Tonight we are operating one of the newer 767's that is equipped with SatCom datalink capability. That means less work for the cockpit crew. Typically we have to request an oceanic clearance from ATC via voice call and then once received and out of radar control we have to make regular position reports all across the North Atlantic until almost reaching landfall. These reports are usually made on HF radio frequencies which are a pain to use at best.

But tonight the datalink will do all the work for us. All we have to do is plot our course along a plotting chart and generally monitor our progress....fuel checks and times over waypoints, etc.

Approaching Albany it is time for my break. Tonight's break will be 2 hours and 30 minutes long. The break times are computed so as to be equal for all three pilots and for all three of us to be in the cockpit for the last 30 minutes of the flight.

The Relief pilot will now take my seat while I go for my rest break. Our enroute alternates tonight are Gander, Keflavik, and Shannon. Gander comes first and then once we pass a certain mileage from Gander, Keflavik will be primary, then finally Shannon will be primary. I brief the guys to wake me up if anything goes wrong, and we'll formulate a plan of action depending on the problem at hand.

Seems like I have just fallen asleep when the Purser wakes me up to tell me that break time is over. It is now the First Officers turn to rest. So back to the cockpit for the rest of flight I go.

Entering the cockpit I see that it's getting light in the East. My watch says it's 1 AM in Dallas. The two guys did a good job during my absence...they have climbed us up to FL360, we are still pointed East, we're on course, on time, fuel remaining is right on, and all is well.

The First Officer has left and now the Relief pilot has moved over to occupy his seat.

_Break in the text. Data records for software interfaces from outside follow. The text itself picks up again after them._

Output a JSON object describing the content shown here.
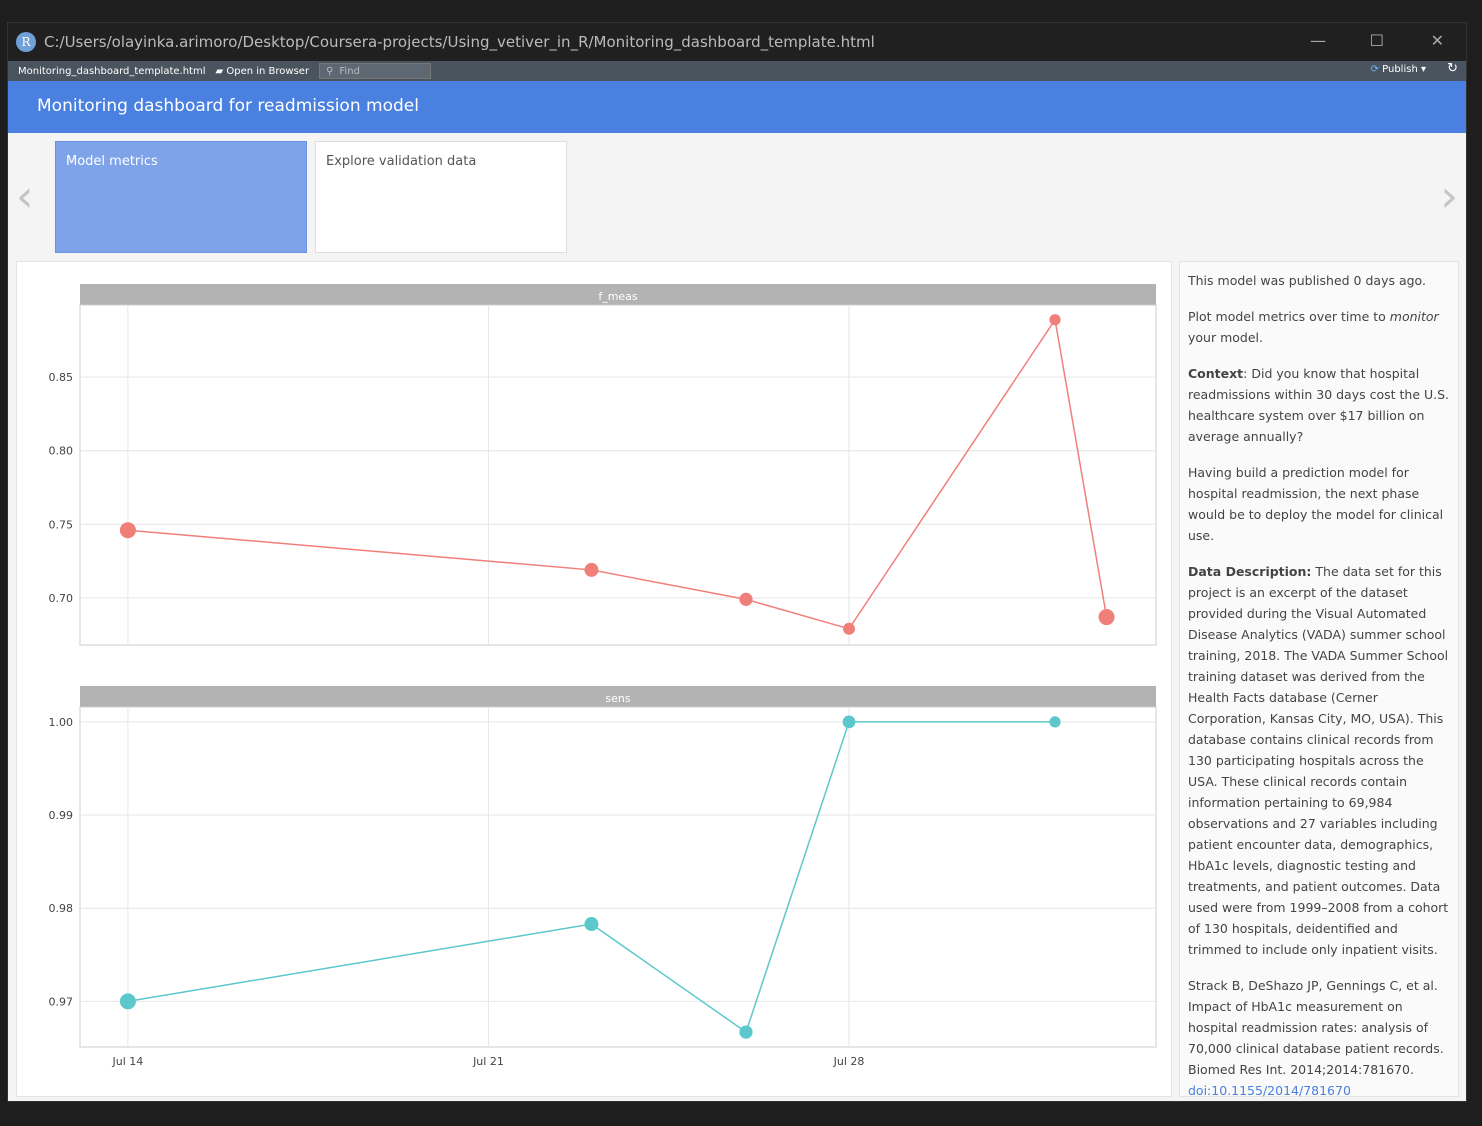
{
  "window": {
    "title": "C:/Users/olayinka.arimoro/Desktop/Coursera-projects/Using_vetiver_in_R/Monitoring_dashboard_template.html",
    "logo": "R"
  },
  "toolbar": {
    "file": "Monitoring_dashboard_template.html",
    "open_browser": "Open in Browser",
    "find_placeholder": "Find",
    "publish": "Publish"
  },
  "header": {
    "title": "Monitoring dashboard for readmission model"
  },
  "tabs": [
    {
      "label": "Model metrics",
      "active": true
    },
    {
      "label": "Explore validation data",
      "active": false
    }
  ],
  "chart_data": [
    {
      "type": "line",
      "title": "f_meas",
      "color": "#f07f7a",
      "x": [
        "Jul 14",
        "Jul 23",
        "Jul 26",
        "Jul 28",
        "Aug 1",
        "Aug 2"
      ],
      "x_days": [
        0,
        9,
        12,
        14,
        18,
        19
      ],
      "values": [
        0.746,
        0.719,
        0.699,
        0.679,
        0.889,
        0.687
      ],
      "sizes": [
        2,
        1.5,
        1.3,
        1,
        0.8,
        2
      ],
      "ylim": [
        0.668,
        0.899
      ],
      "yticks": [
        "0.70",
        "0.75",
        "0.80",
        "0.85"
      ],
      "ytick_values": [
        0.7,
        0.75,
        0.8,
        0.85
      ]
    },
    {
      "type": "line",
      "title": "sens",
      "color": "#5cc8cc",
      "x": [
        "Jul 14",
        "Jul 23",
        "Jul 26",
        "Jul 28",
        "Aug 1"
      ],
      "x_days": [
        0,
        9,
        12,
        14,
        18
      ],
      "values": [
        0.97,
        0.9783,
        0.9667,
        1.0,
        1.0
      ],
      "sizes": [
        2,
        1.5,
        1.3,
        1.2,
        0.8
      ],
      "ylim": [
        0.9651,
        1.0016
      ],
      "yticks": [
        "0.97",
        "0.98",
        "0.99",
        "1.00"
      ],
      "ytick_values": [
        0.97,
        0.98,
        0.99,
        1.0
      ]
    }
  ],
  "xaxis": {
    "ticks": [
      "Jul 14",
      "Jul 21",
      "Jul 28"
    ],
    "tick_days": [
      0,
      7,
      14
    ],
    "range": [
      -0.93,
      19.96
    ]
  },
  "side": {
    "published": "This model was published 0 days ago.",
    "p1a": "Plot model metrics over time to ",
    "p1em": "monitor",
    "p1b": " your model.",
    "ctx_label": "Context",
    "ctx": ": Did you know that hospital readmissions within 30 days cost the U.S. healthcare system over $17 billion on average annually?",
    "p3": "Having build a prediction model for hospital readmission, the next phase would be to deploy the model for clinical use.",
    "dd_label": "Data Description:",
    "dd": " The data set for this project is an excerpt of the dataset provided during the Visual Automated Disease Analytics (VADA) summer school training, 2018. The VADA Summer School training dataset was derived from the Health Facts database (Cerner Corporation, Kansas City, MO, USA). This database contains clinical records from 130 participating hospitals across the USA. These clinical records contain information pertaining to 69,984 observations and 27 variables including patient encounter data, demographics, HbA1c levels, diagnostic testing and treatments, and patient outcomes. Data used were from 1999–2008 from a cohort of 130 hospitals, deidentified and trimmed to include only inpatient visits.",
    "ref": "Strack B, DeShazo JP, Gennings C, et al. Impact of HbA1c measurement on hospital readmission rates: analysis of 70,000 clinical database patient records. Biomed Res Int. 2014;2014:781670.",
    "doi": "doi:10.1155/2014/781670"
  }
}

Three hours to go...we will soon be calling Shannon Control on VHF and will be under radar contact. The sun is rising.

One hour to go...the cockpit chime rings again. Time for breakfast!! Seems like all we do is eat. Steak and eggs or cereal is the choice.

Pressing on, the GPWS overlay on the nav display is showing land ahead!! It's Ireland. We pass over the coastline, the city of Cork will follow, then a short overwater stretch again before reaching the English coast.

We're now talking to London Control. No delays are expected for Heathrow. They ask us to keep our speed up...we are number one. We are now descending, the First Officer has returned, it's getting a little busy. The ATIS is reporting scattered clouds, good visibility, 15 degrees Celsius (59F), calm winds and runway 9 Left in use at LHR.

I make a goodbye PA to the passengers as we descend over the cities of Cardiff and Bristol. The three of us do a quick briefing of the arrival and approach procedures and what we'll do in the event of a missed approach.

15 minutes prior to landing I make the "Flight Attendants prepare for landing" PA.

We are handed off to Heathrow Approach Control..."expect vectors for a visual approach to runway 9 Left". We call the runway in sight at about 10 miles. Time to slow down and get dirty.

Landing weight will be 283,000 lbs with a Vref speed of 136 knots. I call for flaps 1, then 5. We're handed off to Heathrow Tower and given our landing clearance. Flaps 15, then gear down followed by flaps 20. The gear is verified down with three green lights. Autospoilers armed...flaps 25...flaps 30. At 1000 feet we crosscheck our instruments, "before landing" checklist is complete, landing lights are on, the localizer is centered as is the glide slope, we're on speed and configured for landing. The automated radar altimeter voice callouts are all we'll hear until touchdown. 500ft...100...50...40...30...20...10.

I make a nice landing, the autospoliers deploy, reversers deployed....we are decelerating nicely. At 100 knots I begin 80 knots I stow the reversers, we make the high speed turnoff at taxi speed...Tower says to call Ground Control.

"Cleared to your gate" says Ground.

It is now 4 AM on my watch. It's nice to be in the "Mother Country".

For a look at some more of my photos, please aviate over to Plane & Simple.